Here is the healthy option always try and buy local – ask if you are unsure where the meat comes from, most supermarkets have in-house butchers in Australia. If it reads 100% grass fed or organic pay the extra it will be worth it for the health benefits of having the producer who worked hard to bring the best possible meat to your plate. Look for ours, we are proud of our meat.


Do you buy the cuts or in bulk so that you have options for more than 1 meal ? Of the eight main sections, or primal cuts, of a steer, seven—the chuck (shoulder), the rib (rib section), the plate and flank (underbelly), the short loin (back section), the sirloin (hip), and the round (hindquarter)—yield individual cuts that are tender enough to be sold as steaks. The rib, short loin, and sirloin are the source of most premium steak house cuts, but tender and flavorful steaks also come from other parts of the steer; the chuck, in particular, is the source of a number of excellent, and inexpensive, steaks.

Tell me do you prepare daily or weekly menu’s? I do daily and perhaps I need to set about and do weekly meal planner and see how much I can save with time, effort and satisfaction.

Home Delivery

Are you looking to feed your family the best quality foods, with no chemicals added and are antibiotic free? Then you need to look at 100% Grass-fed meat. We provide you with that and as at yesterday we are Certified to say this. We are also export accredited by AUS-MEAT now partnered with a Home Delivery company in Adelaide and are looking to build our business together and bring it to your door.

We are 100% SA Grown and raised and you won’t find us in supermarkets yet most buy their meat from interstate, ask them. Eat Local SA, let us help you get the best quality produce, to your door order on-line and have it delivered in time to put it on your plate or in the freezer and fridge.

Feel free to contact me here for a cut / price list and any butchers out there who would like to stock our meat, contact us. info@bullysbeef.com.au


We also do sausages at special pricing for Not for Profits and Schools – ask us how we can help.

roast leg

Now is the time for sunshine

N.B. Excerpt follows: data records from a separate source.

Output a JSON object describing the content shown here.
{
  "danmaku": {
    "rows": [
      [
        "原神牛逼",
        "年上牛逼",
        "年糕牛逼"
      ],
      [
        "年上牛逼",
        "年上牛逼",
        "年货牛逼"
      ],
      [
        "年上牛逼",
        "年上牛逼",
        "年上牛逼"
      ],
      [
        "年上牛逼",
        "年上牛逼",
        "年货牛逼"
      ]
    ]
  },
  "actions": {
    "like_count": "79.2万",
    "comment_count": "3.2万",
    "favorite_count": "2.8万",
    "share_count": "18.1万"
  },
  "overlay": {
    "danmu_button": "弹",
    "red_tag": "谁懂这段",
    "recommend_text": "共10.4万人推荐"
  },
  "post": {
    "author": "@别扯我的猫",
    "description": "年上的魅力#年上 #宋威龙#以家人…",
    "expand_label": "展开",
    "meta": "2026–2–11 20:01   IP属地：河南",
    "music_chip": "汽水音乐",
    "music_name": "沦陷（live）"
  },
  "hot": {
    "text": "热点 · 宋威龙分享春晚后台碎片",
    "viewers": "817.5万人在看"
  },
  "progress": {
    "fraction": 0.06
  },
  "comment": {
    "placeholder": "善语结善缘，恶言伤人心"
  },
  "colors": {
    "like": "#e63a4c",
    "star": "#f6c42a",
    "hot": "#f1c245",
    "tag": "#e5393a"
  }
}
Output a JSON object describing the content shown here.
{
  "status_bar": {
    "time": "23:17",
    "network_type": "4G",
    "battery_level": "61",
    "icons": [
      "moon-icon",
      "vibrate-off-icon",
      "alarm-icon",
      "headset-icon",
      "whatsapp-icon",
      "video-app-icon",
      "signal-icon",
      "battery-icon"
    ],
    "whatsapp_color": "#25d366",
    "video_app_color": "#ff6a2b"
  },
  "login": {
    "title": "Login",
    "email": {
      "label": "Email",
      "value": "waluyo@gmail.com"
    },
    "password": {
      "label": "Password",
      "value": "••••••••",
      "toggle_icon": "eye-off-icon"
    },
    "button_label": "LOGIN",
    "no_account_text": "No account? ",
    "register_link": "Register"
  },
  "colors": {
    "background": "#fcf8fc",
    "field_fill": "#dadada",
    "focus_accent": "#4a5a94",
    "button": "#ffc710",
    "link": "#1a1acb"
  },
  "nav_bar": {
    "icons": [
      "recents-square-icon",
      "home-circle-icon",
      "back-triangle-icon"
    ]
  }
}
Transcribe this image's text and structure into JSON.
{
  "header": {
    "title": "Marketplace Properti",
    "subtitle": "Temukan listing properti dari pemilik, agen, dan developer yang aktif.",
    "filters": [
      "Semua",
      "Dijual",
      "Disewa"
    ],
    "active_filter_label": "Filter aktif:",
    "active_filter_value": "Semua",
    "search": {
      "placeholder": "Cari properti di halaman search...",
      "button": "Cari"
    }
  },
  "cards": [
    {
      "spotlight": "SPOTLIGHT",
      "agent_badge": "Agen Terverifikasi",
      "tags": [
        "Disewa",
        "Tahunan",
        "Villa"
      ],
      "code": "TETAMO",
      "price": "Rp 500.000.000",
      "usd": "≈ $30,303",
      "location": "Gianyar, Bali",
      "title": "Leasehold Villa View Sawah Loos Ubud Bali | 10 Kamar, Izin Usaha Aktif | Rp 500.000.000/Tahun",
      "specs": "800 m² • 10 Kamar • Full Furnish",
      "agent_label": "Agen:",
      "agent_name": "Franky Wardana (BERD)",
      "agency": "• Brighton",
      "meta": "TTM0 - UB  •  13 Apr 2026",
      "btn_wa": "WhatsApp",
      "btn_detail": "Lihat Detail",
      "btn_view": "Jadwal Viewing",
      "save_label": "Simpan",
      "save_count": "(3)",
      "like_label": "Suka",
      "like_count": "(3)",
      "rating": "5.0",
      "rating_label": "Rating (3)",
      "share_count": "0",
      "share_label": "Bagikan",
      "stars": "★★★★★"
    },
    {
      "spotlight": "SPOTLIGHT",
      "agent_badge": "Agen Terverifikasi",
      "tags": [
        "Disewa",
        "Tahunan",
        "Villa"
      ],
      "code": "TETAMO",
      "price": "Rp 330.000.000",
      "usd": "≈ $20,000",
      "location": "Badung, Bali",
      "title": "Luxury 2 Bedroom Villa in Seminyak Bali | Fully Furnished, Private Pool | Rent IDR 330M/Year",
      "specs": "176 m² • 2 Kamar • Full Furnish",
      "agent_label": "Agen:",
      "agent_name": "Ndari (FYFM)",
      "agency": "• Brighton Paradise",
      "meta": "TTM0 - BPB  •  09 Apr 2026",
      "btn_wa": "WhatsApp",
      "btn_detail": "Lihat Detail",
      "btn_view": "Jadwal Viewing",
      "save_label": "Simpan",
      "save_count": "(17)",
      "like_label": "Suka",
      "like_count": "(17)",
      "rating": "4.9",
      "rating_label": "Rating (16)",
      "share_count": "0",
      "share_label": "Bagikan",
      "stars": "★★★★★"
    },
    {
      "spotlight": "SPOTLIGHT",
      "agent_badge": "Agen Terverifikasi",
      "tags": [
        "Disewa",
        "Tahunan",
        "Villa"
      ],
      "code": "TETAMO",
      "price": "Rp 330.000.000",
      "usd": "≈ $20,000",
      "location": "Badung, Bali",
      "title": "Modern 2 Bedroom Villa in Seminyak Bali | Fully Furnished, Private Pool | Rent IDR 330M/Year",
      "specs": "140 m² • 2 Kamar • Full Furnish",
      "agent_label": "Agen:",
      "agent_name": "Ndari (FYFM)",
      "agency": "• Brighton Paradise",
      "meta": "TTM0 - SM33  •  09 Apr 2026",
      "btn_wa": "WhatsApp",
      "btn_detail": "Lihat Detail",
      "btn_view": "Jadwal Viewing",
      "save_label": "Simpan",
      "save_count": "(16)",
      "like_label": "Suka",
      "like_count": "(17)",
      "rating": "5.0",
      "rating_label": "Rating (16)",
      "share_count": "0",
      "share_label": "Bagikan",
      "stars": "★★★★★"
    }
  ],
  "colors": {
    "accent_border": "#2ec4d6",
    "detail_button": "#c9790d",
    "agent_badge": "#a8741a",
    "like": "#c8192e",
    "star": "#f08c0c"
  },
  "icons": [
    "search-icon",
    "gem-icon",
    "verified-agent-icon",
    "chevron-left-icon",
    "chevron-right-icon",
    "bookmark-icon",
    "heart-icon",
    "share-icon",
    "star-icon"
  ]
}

The hazards of living on a farm can be far more complicated than people realize. We have had a great southern winter here in Australia. The farmer in the house loves rain, our rain water tanks are over flowing, they have not been full for over 3 years, we have no mains water here our farm-house is dependent on rain water. The ground has been hard from years of sunshine, yet this winter it has rained and it rained and it rained.
As a city girl one does not think rain and green grass can do any harm, it is not until you live in the country or know someone from the country that you find out, rain = grass and then bloat. Bloat for the cattle is never good, it extends their 4th stomach and can blow up until it kills them and you literally find the cattle lying on their backs with feet pointed to the sky, a distressing sign. Too much green grass can cause this, cattle like people need roughage or fibre to assist with digestion.
The farmer here checks the cattle daily during this time and we feed out hay so that they have variety in their diets. Should he find something with bloat it gets treated immediately, there are food supplements on the market and magnesium blocks that can be placed where the cattle can lick them or if you discover it too late then the only relief is to puncture the hide and stomach with a small trocar and it sounds just like letting a tyre down. The puncture is so small that it closes immediately after you remove the trocar and the cattle don’t even know they have had it done.
So with sunshine comes the growth of the naturally occurring grasses and Lucerne on the property and this provides them with all the fresh food sources they require to thrive. In Australia we are one week away from spring so we are looking forward to some warmth for the ground and for ourselves.

Here is a picture taken yesterday 25/8/2013 and you can see we are green but very hazy due to light rain, these are some of our steers and they are starting to look really great, you can see by their feet it’s very muddy.